Last week in Part I we discussed 4 tools that can help you construct the credit home of your dreams. Now it’s time that we discuss proper maintenance techniques to ensure your home stays secure and upright. In this neighborhood, the broken window theory doesn’t apply.
And so, without further ado, 6 good credit maintenance habits to build your score and show that you’re creditworthy:
1) Make 100% of your payments on time.
Not only with credit accounts but with all other accounts, such as utility bills, loan repayments, etc. Consistently paying creditors on time is the most important factor in determining your credit score. Even one missed payment can have a serious impact. That’s why your payment history makes up about 35% of your FICO score. Bills that go unpaid may be sold to a collection agency, which will seriously hurt your credit and will follow you for the next 7 years… oof.
2) Keep your credit utilization low.

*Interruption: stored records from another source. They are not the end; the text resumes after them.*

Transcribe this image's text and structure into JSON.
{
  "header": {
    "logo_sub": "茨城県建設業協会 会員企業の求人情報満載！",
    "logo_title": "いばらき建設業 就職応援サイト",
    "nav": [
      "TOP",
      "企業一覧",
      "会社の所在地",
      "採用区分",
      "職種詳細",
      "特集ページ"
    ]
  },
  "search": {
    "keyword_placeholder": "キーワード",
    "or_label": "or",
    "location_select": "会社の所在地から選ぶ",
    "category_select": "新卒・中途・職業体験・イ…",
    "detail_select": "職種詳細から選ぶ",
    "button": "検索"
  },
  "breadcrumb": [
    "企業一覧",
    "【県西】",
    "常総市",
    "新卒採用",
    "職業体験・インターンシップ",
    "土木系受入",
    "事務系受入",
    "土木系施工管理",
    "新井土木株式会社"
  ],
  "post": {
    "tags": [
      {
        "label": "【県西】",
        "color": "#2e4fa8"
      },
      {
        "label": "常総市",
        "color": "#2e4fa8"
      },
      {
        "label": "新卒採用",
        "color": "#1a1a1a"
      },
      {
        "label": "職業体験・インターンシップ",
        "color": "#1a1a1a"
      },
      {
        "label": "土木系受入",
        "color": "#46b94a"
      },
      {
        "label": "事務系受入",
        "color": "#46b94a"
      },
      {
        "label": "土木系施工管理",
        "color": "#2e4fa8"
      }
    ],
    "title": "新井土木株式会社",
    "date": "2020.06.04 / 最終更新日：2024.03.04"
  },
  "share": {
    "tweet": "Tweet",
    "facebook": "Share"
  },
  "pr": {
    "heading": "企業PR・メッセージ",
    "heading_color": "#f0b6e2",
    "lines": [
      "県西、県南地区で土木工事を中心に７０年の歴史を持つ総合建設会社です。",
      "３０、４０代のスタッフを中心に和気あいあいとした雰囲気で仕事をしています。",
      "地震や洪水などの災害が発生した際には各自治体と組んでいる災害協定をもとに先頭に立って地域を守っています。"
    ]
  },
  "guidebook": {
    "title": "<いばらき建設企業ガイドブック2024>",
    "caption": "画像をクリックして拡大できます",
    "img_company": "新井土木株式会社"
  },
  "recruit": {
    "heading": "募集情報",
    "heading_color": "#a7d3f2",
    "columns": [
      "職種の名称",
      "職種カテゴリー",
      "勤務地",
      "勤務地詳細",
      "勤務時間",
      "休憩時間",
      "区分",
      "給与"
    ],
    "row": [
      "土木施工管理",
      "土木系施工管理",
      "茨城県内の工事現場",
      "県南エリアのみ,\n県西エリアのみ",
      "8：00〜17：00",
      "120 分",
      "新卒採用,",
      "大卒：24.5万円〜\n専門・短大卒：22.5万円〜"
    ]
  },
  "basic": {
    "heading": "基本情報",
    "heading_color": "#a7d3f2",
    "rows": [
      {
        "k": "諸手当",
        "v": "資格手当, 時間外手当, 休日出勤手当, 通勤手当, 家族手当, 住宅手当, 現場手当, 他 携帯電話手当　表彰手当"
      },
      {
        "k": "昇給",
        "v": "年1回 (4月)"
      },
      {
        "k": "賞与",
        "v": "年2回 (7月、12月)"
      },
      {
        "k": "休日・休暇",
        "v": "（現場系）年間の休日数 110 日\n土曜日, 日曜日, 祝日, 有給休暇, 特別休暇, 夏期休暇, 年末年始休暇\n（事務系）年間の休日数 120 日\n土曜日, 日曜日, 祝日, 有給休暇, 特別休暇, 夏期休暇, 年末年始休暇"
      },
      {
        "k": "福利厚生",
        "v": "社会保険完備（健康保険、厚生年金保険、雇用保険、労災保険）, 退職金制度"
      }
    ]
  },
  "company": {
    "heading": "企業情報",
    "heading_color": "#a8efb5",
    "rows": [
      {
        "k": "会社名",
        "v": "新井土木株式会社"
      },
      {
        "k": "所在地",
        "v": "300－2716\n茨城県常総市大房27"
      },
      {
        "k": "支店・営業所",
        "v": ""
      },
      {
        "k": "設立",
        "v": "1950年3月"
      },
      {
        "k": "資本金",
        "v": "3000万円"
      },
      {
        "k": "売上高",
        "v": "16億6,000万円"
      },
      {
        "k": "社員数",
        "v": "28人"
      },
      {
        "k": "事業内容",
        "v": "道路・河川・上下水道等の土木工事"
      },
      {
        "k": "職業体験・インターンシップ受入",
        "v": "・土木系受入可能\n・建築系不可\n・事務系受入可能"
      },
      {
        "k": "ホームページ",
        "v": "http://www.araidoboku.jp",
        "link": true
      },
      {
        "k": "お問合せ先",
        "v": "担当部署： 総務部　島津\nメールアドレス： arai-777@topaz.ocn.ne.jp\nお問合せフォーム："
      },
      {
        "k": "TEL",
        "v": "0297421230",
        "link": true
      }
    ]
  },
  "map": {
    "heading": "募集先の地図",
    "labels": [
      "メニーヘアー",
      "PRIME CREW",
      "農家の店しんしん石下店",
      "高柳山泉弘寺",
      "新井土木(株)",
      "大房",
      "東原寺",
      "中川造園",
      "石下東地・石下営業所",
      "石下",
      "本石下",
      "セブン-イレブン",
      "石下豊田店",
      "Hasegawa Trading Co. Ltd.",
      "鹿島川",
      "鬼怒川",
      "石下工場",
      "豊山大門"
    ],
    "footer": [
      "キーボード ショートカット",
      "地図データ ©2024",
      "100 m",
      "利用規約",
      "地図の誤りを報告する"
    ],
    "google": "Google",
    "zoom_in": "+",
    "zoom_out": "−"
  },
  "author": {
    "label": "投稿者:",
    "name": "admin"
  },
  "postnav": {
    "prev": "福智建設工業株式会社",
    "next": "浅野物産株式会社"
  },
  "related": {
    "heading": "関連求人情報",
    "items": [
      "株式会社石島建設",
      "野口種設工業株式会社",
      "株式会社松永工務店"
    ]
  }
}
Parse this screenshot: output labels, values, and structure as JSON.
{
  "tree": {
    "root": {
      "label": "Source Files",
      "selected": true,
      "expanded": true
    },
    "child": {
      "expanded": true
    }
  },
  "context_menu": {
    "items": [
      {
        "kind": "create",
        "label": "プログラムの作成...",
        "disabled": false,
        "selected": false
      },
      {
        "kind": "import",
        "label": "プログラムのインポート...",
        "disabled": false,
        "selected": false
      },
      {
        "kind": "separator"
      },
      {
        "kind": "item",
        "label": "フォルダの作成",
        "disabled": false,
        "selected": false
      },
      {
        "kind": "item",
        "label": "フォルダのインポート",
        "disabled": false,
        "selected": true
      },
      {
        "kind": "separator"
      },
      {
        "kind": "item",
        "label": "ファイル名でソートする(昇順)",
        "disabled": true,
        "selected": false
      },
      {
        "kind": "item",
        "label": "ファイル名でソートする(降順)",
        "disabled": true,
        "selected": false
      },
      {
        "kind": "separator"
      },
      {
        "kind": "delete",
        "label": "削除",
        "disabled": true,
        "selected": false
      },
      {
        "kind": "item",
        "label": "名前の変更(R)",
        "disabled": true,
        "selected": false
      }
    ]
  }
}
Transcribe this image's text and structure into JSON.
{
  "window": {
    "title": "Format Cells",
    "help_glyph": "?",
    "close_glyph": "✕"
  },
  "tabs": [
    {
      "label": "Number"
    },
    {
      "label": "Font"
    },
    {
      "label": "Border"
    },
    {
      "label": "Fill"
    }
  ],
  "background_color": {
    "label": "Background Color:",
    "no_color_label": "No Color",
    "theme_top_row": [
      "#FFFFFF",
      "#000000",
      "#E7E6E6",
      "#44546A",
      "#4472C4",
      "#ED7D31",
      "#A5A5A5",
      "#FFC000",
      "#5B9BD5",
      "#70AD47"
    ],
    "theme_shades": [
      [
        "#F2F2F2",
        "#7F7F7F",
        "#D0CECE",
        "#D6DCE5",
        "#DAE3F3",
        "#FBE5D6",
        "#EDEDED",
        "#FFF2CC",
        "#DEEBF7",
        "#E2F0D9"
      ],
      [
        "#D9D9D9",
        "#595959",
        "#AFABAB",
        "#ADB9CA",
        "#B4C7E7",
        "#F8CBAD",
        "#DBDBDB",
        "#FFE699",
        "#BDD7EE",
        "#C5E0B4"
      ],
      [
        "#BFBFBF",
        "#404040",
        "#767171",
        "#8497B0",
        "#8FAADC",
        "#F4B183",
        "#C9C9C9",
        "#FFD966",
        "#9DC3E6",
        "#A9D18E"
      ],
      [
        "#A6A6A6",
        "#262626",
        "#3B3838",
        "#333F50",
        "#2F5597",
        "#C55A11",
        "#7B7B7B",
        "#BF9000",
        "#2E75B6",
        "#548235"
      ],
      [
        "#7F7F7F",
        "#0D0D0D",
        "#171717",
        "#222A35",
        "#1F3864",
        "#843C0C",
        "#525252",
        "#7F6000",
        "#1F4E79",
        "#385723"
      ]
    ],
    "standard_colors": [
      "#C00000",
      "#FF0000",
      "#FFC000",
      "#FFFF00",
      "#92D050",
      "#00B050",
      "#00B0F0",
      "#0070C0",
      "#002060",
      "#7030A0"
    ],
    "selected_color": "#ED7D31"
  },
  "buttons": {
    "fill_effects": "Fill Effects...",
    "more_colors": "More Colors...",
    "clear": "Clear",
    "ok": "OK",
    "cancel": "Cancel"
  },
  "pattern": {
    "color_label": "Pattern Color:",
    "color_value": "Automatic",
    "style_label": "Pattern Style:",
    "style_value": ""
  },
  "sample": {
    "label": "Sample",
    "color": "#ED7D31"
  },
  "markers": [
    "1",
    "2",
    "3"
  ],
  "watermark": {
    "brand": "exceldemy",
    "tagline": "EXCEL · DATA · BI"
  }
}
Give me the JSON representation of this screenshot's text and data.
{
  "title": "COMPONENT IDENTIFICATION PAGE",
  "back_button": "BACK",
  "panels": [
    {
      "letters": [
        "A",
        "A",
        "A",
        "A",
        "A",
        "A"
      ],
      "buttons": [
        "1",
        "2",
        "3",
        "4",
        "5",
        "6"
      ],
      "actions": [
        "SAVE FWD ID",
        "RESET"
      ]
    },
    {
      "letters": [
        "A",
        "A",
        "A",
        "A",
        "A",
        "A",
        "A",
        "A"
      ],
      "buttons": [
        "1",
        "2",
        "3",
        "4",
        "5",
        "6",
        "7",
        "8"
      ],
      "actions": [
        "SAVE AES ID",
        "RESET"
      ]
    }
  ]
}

Utilization is your balance when compared to your limit, often referred to as a percentage of the total. Revolving credit utilization (the average of what you use monthly) is one of the most important factors in determining your credit score and makes up about 30% of your FICO score. I recommend keeping your balance under 30% and paying in full each month as soon as you get your statement. I like to keep my revolving credit utilization around 15-20% just to have some wiggle room for emergencies. Just remember that if you don’t use your card and keep the balance at 0, you won’t build any credit score.
3) Keep accounts open for as long as possible.
In general, the longer your credit history, the better. New accounts lower your average account age, which makes up about 15% of your credit score. Unless one of your unused cards has an annual fee, you should keep them all open and active for the sake of your length of payment history and credit utilization.
4) Avoid applying for too many new credit accounts at once.
Applying for new cards required a “hard pull” (or “hard inquiry”) into your credit which will lower your score. Inquiries indicate credit seeking activity and make up about 10% of your FICO score. In general, you don’t want too much credit seeking activity so try to moderate seeking new lines of credit. Limit applications to one or two cards at a time and keep a six-month buffer between each series of applications, especially when you are first starting out. Apply for one or two and if rejected, wait six months and try again.
5) Vary the credit that you utilize.
Creditors want to know that you can mix your credit up and stay reliable with your payments. Total accounts make up about 10% of your credit score. This considers the types of credit being used and reported such as revolving accounts (credit cards) and installment loans (check out Credit Builder Loans if you want to build or improve your score). Your total number of accounts may include both opened and closed accounts.
6) Learn how to check your credit scores and reports.
Check each of your credit reports annually for errors and discrepancies. It’s like your report card – you want to make sure it looks as good as possible. A credit report is a record of how you’ve used credit in the past. Your credit scores estimate how you’ll handle credit in the future, using the information in your credit reports. You’ll want to monitor both to watch for errors and to see your credit-building efforts pay off.
Several personal finance websites, including NerdWallet, offer a free credit score, as well as educational tools such as a credit score simulator. Some credit card issuer print FICO scores on customers’ monthly statements and allow online access as well. Some offer free scores to everyone – cardholder or not: Discover offers a free FICO score at CreditScorecard.com and Capital One offers a free VantageScore at its CreditWise website. More card companies are offering these services as they compete for your business. It really is the best time for us to be consumers in the financial sphere.
So there you have it! I hope that now you feel more comfortable with starting to build your credit home and ensure that it stays standing for the years to come.